*** Records for this task ***

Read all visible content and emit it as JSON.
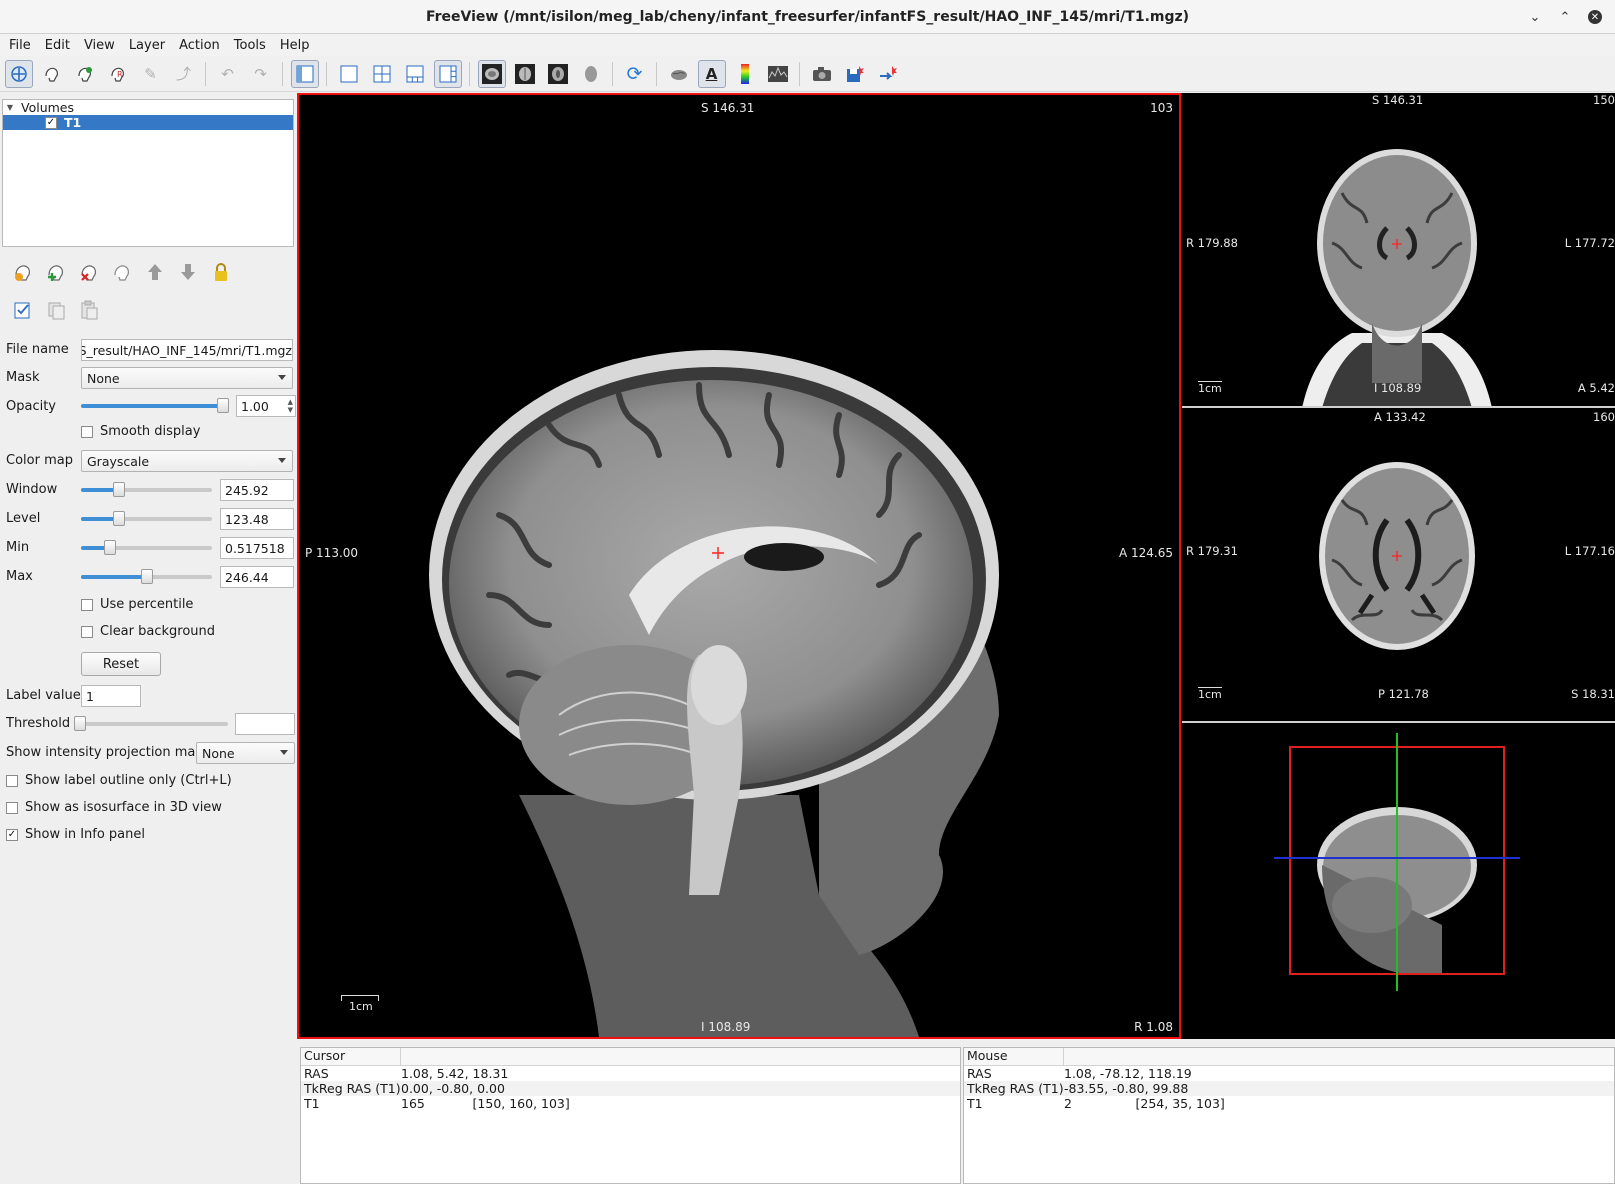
{
  "window": {
    "title": "FreeView (/mnt/isilon/meg_lab/cheny/infant_freesurfer/infantFS_result/HAO_INF_145/mri/T1.mgz)"
  },
  "menu": [
    "File",
    "Edit",
    "View",
    "Layer",
    "Action",
    "Tools",
    "Help"
  ],
  "toolbar": {
    "icons": [
      "navigate-icon",
      "voxel-edit-icon",
      "recon-edit-icon",
      "roi-edit-icon",
      "point-set-edit-icon",
      "contour-icon",
      "undo-icon",
      "redo-icon",
      "toggle-panel-icon",
      "layout-1x1-icon",
      "layout-2x2-icon",
      "layout-1-3-icon",
      "layout-1-3h-icon",
      "view-sagittal-icon",
      "view-coronal-icon",
      "view-axial-icon",
      "view-3d-icon",
      "reset-view-icon",
      "surface-icon",
      "text-annotation-icon",
      "color-bar-icon",
      "histogram-icon",
      "screenshot-icon",
      "save-icon",
      "transform-icon"
    ]
  },
  "layers": {
    "group": "Volumes",
    "items": [
      {
        "name": "T1",
        "checked": true
      }
    ]
  },
  "props": {
    "file_name_label": "File name",
    "file_name": "FS_result/HAO_INF_145/mri/T1.mgz",
    "mask_label": "Mask",
    "mask": "None",
    "opacity_label": "Opacity",
    "opacity": "1.00",
    "opacity_level": 1.0,
    "smooth_display": "Smooth display",
    "color_map_label": "Color map",
    "color_map": "Grayscale",
    "window_label": "Window",
    "window": "245.92",
    "window_level": 0.27,
    "level_label": "Level",
    "level": "123.48",
    "level_level": 0.27,
    "min_label": "Min",
    "min": "0.517518",
    "min_level": 0.19,
    "max_label": "Max",
    "max": "246.44",
    "max_level": 0.5,
    "use_percentile": "Use percentile",
    "clear_background": "Clear background",
    "reset": "Reset",
    "label_value_label": "Label value",
    "label_value": "1",
    "threshold_label": "Threshold",
    "threshold": "",
    "projection_label": "Show intensity projection map",
    "projection": "None",
    "show_label_outline": "Show label outline only (Ctrl+L)",
    "show_isosurface": "Show as isosurface in 3D view",
    "show_in_info": "Show in Info panel"
  },
  "main_view": {
    "top": "S 146.31",
    "slice": "103",
    "left": "P 113.00",
    "right": "A 124.65",
    "bottom": "I 108.89",
    "bottom_right": "R 1.08",
    "scale": "1cm"
  },
  "coronal_view": {
    "top": "S 146.31",
    "slice": "150",
    "left": "R 179.88",
    "right": "L 177.72",
    "bottom": "I 108.89",
    "bottom_right": "A 5.42",
    "scale": "1cm"
  },
  "axial_view": {
    "top": "A 133.42",
    "slice": "160",
    "left": "R 179.31",
    "right": "L 177.16",
    "bottom": "P 121.78",
    "bottom_right": "S 18.31",
    "scale": "1cm"
  },
  "cursor_info": {
    "header": "Cursor",
    "rows": [
      {
        "k": "RAS",
        "v": "1.08, 5.42, 18.31"
      },
      {
        "k": "TkReg RAS (T1)",
        "v": "0.00, -0.80, 0.00"
      },
      {
        "k": "T1",
        "v": "165            [150, 160, 103]"
      }
    ]
  },
  "mouse_info": {
    "header": "Mouse",
    "rows": [
      {
        "k": "RAS",
        "v": "1.08, -78.12, 118.19"
      },
      {
        "k": "TkReg RAS (T1)",
        "v": "-83.55, -0.80, 99.88"
      },
      {
        "k": "T1",
        "v": "2                [254, 35, 103]"
      }
    ]
  },
  "colors": {
    "accent": "#3478c6",
    "active_view_border": "#ee1111",
    "cursor": "#ff2020"
  }
}
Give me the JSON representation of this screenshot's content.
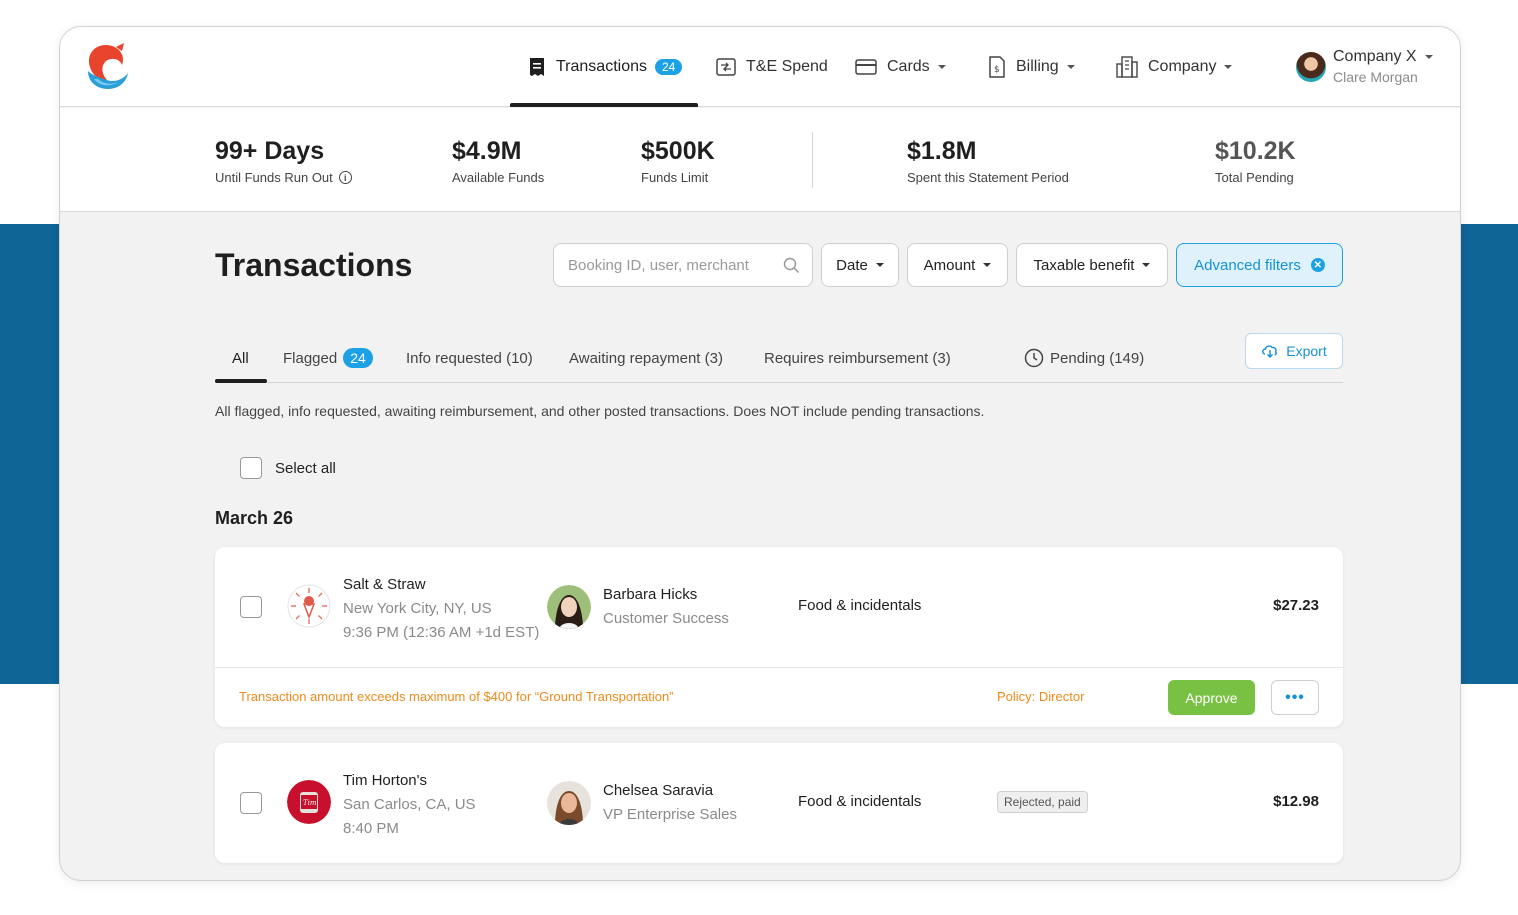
{
  "nav": {
    "items": [
      {
        "label": "Transactions",
        "badge": "24",
        "icon": "receipt-icon",
        "active": true
      },
      {
        "label": "T&E Spend",
        "icon": "transfer-icon"
      },
      {
        "label": "Cards",
        "icon": "card-icon"
      },
      {
        "label": "Billing",
        "icon": "invoice-icon"
      },
      {
        "label": "Company",
        "icon": "building-icon"
      }
    ],
    "user": {
      "company": "Company X",
      "name": "Clare Morgan"
    }
  },
  "stats": {
    "runway": {
      "value": "99+ Days",
      "label": "Until Funds Run Out"
    },
    "available": {
      "value": "$4.9M",
      "label": "Available Funds"
    },
    "limit": {
      "value": "$500K",
      "label": "Funds Limit"
    },
    "spent": {
      "value": "$1.8M",
      "label": "Spent this Statement Period"
    },
    "pending": {
      "value": "$10.2K",
      "label": "Total Pending"
    }
  },
  "page": {
    "title": "Transactions",
    "search_placeholder": "Booking ID, user, merchant",
    "filters": {
      "date": "Date",
      "amount": "Amount",
      "taxable": "Taxable benefit",
      "advanced": "Advanced filters"
    }
  },
  "tabs": {
    "all": "All",
    "flagged": "Flagged",
    "flagged_count": "24",
    "info_requested": "Info requested (10)",
    "awaiting_repayment": "Awaiting repayment (3)",
    "requires_reimbursement": "Requires reimbursement (3)",
    "pending": "Pending (149)",
    "export": "Export"
  },
  "description": "All flagged, info requested, awaiting reimbursement, and other posted transactions. Does NOT include pending transactions.",
  "select_all": "Select all",
  "date_heading": "March 26",
  "transactions": [
    {
      "merchant": "Salt & Straw",
      "location": "New York City, NY, US",
      "time": "9:36 PM (12:36 AM +1d EST)",
      "person": "Barbara Hicks",
      "department": "Customer Success",
      "category": "Food & incidentals",
      "amount": "$27.23",
      "warning": "Transaction amount exceeds maximum of $400 for “Ground Transportation”",
      "policy": "Policy: Director",
      "approve": "Approve",
      "more": "•••"
    },
    {
      "merchant": "Tim Horton's",
      "location": "San Carlos, CA, US",
      "time": "8:40 PM",
      "person": "Chelsea Saravia",
      "department": "VP Enterprise Sales",
      "category": "Food & incidentals",
      "status": "Rejected, paid",
      "amount": "$12.98"
    }
  ]
}
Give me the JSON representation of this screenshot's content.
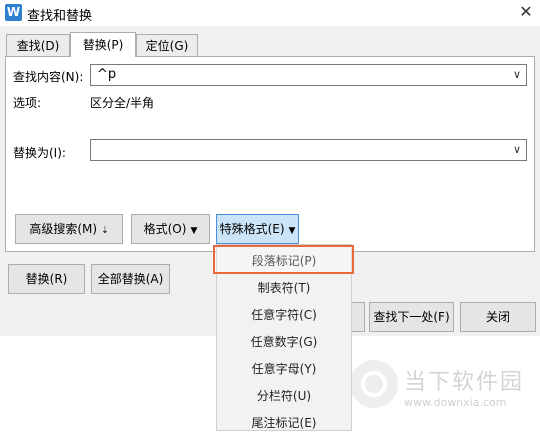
{
  "window": {
    "title": "查找和替换",
    "app_icon_letter": "W",
    "close_glyph": "✕"
  },
  "tabs": [
    {
      "label": "查找(D)",
      "active": false
    },
    {
      "label": "替换(P)",
      "active": true
    },
    {
      "label": "定位(G)",
      "active": false
    }
  ],
  "find": {
    "label": "查找内容(N):",
    "value": "^p",
    "options_label": "选项:",
    "options_value": "区分全/半角"
  },
  "replace": {
    "label": "替换为(I):",
    "value": ""
  },
  "buttons": {
    "advanced_search": "高级搜索(M)",
    "advanced_search_caret": "⇣",
    "format": "格式(O)",
    "special_format": "特殊格式(E)",
    "replace": "替换(R)",
    "replace_all": "全部替换(A)",
    "find_prev_partial": "",
    "find_next": "查找下一处(F)",
    "close": "关闭",
    "caret": "▼"
  },
  "special_format_menu": {
    "items": [
      "段落标记(P)",
      "制表符(T)",
      "任意字符(C)",
      "任意数字(G)",
      "任意字母(Y)",
      "分栏符(U)",
      "尾注标记(E)"
    ],
    "highlighted_index": 0
  },
  "colors": {
    "highlight_border": "#e86a3a",
    "active_button_bg": "#cce4f7",
    "app_icon_bg": "#2f80d1"
  },
  "watermark": {
    "text": "当下软件园",
    "url": "www.downxia.com"
  }
}
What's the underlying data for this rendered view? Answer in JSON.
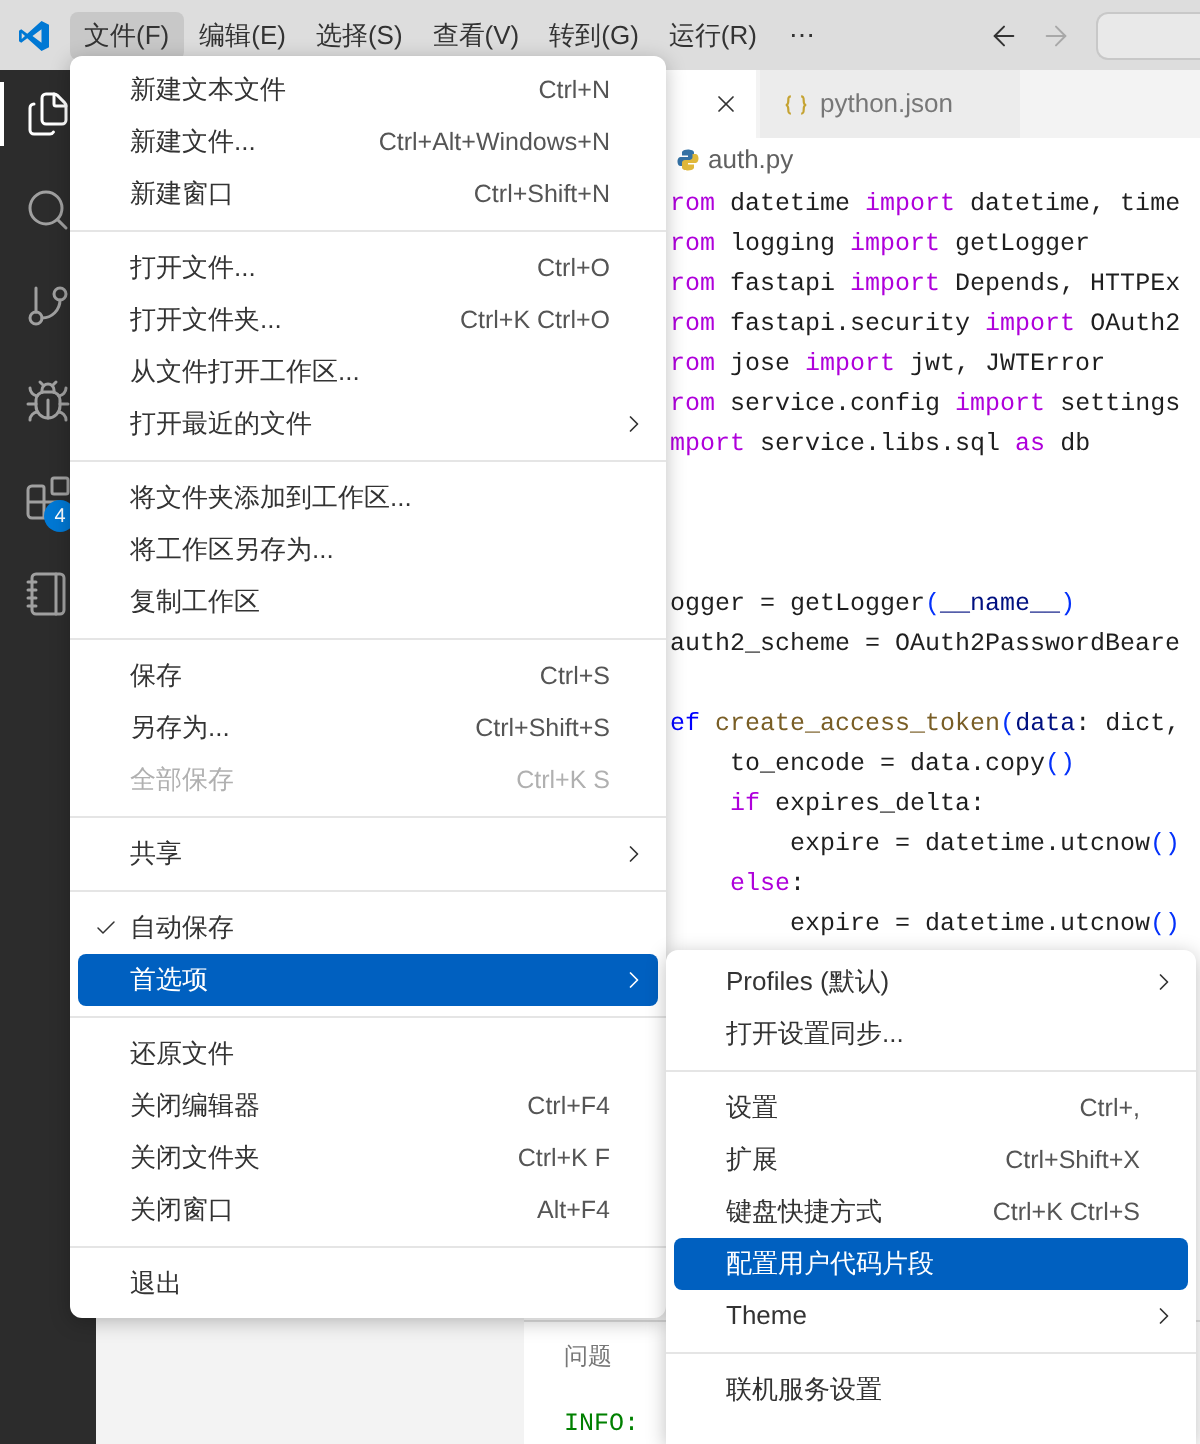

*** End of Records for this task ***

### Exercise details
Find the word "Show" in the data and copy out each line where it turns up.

### Exercise solution
    "projection_label": "Show intensity projection map",
    "show_label_outline": "Show label outline only (Ctrl+L)",
    "show_isosurface": "Show as isosurface in 3D view",
    "show_in_info": "Show in Info panel"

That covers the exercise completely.